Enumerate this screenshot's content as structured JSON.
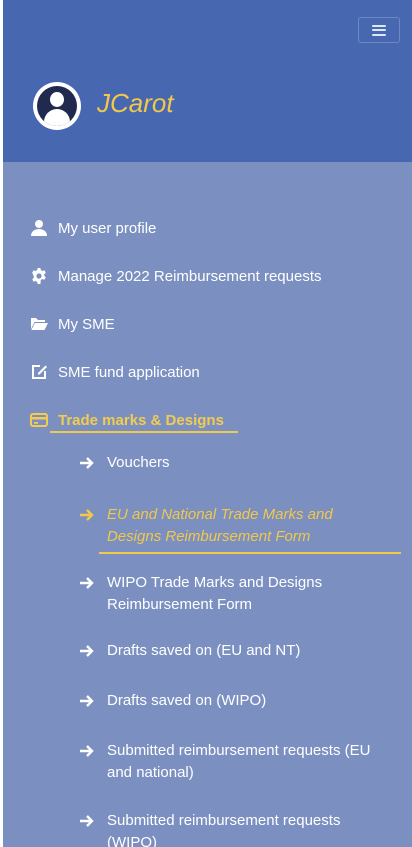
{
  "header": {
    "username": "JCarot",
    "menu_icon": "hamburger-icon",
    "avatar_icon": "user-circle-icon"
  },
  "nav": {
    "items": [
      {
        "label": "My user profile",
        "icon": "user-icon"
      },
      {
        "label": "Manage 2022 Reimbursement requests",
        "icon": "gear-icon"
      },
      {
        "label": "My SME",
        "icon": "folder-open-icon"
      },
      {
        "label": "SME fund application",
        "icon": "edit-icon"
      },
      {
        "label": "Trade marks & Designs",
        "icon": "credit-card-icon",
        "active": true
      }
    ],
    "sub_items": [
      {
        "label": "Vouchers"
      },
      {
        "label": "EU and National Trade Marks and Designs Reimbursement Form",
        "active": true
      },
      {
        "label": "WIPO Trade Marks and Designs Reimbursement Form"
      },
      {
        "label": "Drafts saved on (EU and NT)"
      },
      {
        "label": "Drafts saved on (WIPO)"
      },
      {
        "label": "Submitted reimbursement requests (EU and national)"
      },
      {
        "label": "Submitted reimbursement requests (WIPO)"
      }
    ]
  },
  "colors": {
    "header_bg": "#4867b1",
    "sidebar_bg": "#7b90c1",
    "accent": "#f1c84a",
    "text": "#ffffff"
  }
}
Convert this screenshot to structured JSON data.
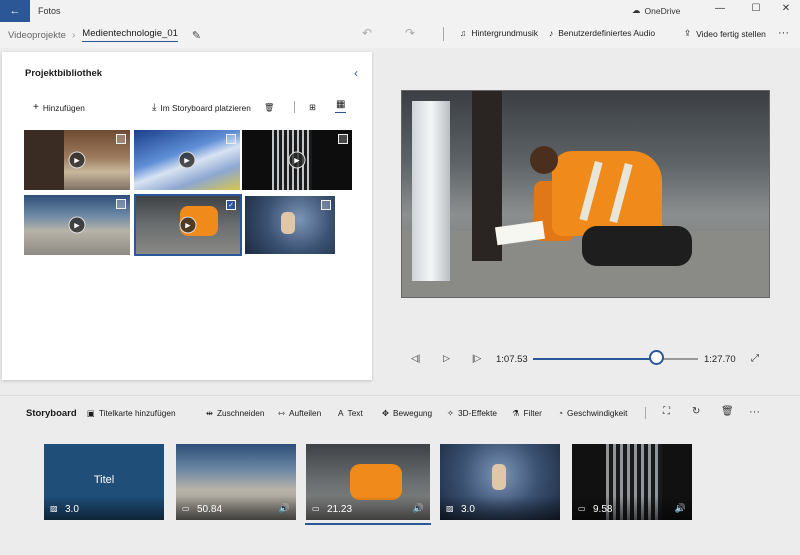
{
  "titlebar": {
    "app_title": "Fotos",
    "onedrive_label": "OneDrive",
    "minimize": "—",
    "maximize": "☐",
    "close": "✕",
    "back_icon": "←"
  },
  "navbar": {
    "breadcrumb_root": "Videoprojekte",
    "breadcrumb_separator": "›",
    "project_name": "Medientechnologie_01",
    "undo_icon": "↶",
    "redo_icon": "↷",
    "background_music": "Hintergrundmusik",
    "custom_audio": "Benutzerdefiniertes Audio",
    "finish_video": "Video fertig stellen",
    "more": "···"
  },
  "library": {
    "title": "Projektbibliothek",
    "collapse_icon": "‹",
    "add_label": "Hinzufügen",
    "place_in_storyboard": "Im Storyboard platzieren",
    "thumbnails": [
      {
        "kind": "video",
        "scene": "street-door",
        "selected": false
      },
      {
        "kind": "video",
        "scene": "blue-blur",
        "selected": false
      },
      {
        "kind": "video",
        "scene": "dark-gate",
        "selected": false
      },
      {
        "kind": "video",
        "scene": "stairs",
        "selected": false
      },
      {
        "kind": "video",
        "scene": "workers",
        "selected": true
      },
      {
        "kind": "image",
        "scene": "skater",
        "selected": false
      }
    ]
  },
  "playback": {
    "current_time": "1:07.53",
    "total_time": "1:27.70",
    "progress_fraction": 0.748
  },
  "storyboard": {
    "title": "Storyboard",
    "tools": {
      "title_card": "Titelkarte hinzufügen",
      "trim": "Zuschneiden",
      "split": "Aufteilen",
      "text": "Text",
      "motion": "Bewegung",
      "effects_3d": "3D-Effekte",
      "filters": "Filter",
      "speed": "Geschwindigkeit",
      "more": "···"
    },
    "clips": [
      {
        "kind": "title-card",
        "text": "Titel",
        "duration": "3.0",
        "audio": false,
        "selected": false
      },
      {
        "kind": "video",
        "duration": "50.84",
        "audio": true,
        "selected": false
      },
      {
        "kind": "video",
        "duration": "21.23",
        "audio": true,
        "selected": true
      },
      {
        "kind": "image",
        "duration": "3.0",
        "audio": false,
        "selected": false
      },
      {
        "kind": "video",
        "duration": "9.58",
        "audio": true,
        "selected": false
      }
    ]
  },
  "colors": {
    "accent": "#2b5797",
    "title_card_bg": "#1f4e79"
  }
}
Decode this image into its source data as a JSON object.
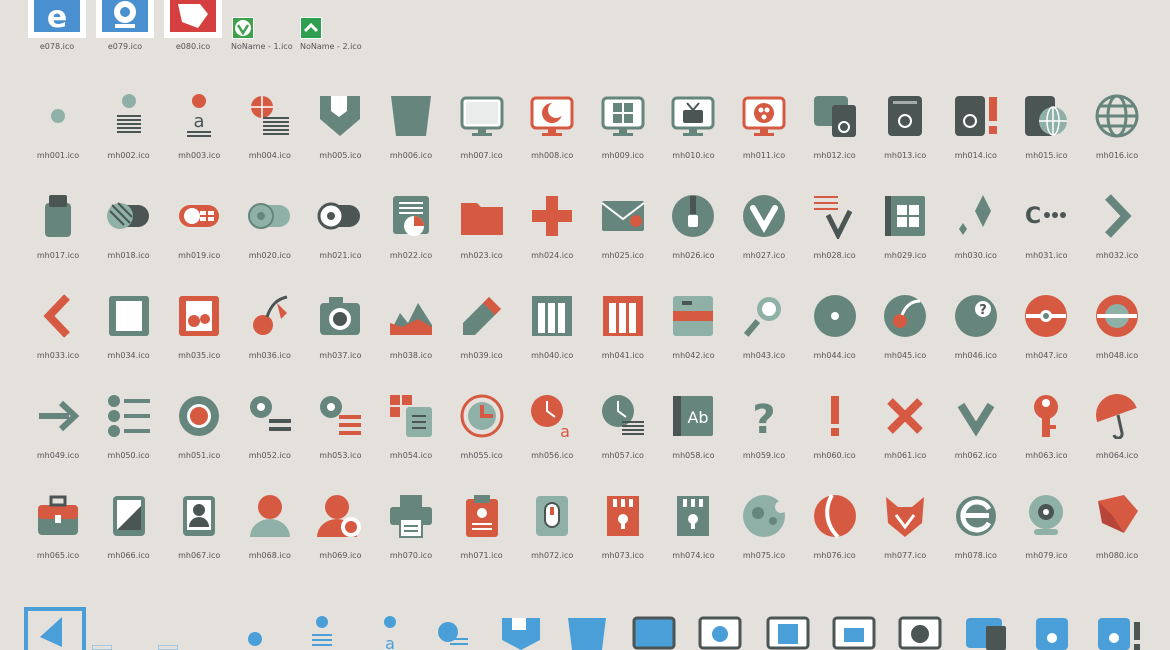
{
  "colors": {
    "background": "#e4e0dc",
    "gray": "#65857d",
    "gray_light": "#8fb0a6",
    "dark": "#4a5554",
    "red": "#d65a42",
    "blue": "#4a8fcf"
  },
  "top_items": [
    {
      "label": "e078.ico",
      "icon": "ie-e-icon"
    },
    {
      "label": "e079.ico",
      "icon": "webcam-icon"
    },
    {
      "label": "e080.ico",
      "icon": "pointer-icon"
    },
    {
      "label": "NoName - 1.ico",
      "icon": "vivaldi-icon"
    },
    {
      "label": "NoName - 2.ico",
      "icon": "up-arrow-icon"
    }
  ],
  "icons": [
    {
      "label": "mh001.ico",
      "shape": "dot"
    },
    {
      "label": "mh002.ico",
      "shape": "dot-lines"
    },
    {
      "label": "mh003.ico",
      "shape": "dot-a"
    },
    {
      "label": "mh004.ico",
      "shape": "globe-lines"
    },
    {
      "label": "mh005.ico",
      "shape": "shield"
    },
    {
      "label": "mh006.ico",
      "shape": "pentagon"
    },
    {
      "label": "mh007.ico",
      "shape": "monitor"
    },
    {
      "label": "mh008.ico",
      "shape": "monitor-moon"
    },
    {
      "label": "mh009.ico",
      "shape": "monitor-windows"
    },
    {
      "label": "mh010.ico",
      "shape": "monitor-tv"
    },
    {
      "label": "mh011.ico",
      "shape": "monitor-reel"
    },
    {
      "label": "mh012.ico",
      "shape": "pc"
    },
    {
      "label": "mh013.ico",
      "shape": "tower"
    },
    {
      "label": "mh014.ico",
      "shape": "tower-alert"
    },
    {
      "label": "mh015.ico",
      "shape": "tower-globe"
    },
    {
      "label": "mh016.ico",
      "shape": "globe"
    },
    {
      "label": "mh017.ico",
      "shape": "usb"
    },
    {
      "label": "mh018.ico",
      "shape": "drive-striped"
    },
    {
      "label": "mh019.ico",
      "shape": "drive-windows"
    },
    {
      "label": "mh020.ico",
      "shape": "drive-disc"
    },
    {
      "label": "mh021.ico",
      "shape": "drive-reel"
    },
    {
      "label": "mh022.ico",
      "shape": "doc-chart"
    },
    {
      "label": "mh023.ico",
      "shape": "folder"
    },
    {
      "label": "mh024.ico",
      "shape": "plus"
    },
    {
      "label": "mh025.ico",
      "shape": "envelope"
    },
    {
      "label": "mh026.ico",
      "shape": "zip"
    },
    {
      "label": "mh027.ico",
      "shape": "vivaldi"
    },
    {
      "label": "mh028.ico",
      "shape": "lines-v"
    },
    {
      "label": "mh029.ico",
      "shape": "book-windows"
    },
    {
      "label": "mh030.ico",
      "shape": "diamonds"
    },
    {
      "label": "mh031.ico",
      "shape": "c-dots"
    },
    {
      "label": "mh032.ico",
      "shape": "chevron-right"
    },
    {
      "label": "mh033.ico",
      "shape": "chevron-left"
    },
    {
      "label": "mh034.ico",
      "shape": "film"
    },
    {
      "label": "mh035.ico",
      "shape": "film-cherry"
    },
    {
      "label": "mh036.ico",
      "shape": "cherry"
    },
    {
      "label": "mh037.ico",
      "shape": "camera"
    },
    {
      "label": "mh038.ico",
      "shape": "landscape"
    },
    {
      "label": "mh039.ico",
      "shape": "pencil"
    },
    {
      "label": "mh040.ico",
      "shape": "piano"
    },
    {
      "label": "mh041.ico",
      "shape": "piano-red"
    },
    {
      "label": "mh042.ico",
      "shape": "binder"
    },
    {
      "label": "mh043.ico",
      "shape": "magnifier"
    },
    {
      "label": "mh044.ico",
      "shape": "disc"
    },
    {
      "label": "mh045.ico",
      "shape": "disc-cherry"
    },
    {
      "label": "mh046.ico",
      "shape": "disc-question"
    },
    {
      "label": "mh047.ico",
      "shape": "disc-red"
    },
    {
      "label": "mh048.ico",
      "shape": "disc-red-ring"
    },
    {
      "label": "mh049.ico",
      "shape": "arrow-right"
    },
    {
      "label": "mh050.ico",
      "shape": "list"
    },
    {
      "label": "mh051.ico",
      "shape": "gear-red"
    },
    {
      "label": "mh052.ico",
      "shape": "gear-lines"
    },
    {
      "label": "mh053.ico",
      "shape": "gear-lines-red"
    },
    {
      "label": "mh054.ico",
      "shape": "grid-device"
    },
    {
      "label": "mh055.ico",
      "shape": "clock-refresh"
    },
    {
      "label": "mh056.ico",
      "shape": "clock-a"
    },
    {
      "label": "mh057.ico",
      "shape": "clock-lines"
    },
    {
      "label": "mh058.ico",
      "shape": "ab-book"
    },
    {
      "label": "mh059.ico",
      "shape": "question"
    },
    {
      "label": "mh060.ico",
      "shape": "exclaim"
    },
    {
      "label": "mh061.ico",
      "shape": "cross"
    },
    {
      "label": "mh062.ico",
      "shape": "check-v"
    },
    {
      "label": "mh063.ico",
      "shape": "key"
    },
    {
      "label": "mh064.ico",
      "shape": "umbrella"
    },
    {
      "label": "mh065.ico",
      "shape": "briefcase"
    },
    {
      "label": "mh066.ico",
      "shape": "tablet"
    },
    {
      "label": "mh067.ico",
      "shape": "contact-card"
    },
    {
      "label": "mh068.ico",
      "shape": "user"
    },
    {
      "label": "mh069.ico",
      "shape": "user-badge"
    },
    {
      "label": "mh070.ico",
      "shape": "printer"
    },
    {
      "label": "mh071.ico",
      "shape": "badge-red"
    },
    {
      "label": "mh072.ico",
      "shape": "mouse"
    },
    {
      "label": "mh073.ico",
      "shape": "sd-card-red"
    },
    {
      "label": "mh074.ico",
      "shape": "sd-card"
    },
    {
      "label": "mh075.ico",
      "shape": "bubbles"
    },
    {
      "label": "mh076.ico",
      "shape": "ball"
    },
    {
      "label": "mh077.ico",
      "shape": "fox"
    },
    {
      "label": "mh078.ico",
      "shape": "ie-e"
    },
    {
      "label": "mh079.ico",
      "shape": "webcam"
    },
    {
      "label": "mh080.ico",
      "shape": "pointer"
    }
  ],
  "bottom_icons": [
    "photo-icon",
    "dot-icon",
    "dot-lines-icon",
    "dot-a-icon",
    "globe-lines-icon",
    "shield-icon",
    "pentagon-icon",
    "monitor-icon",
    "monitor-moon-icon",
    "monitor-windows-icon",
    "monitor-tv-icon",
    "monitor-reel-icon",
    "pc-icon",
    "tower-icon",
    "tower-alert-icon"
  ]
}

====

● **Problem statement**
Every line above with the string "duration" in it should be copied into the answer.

● **Solved problem**
        "duration": "3.0",
        "duration": "50.84",
        "duration": "21.23",
        "duration": "3.0",
        "duration": "9.58",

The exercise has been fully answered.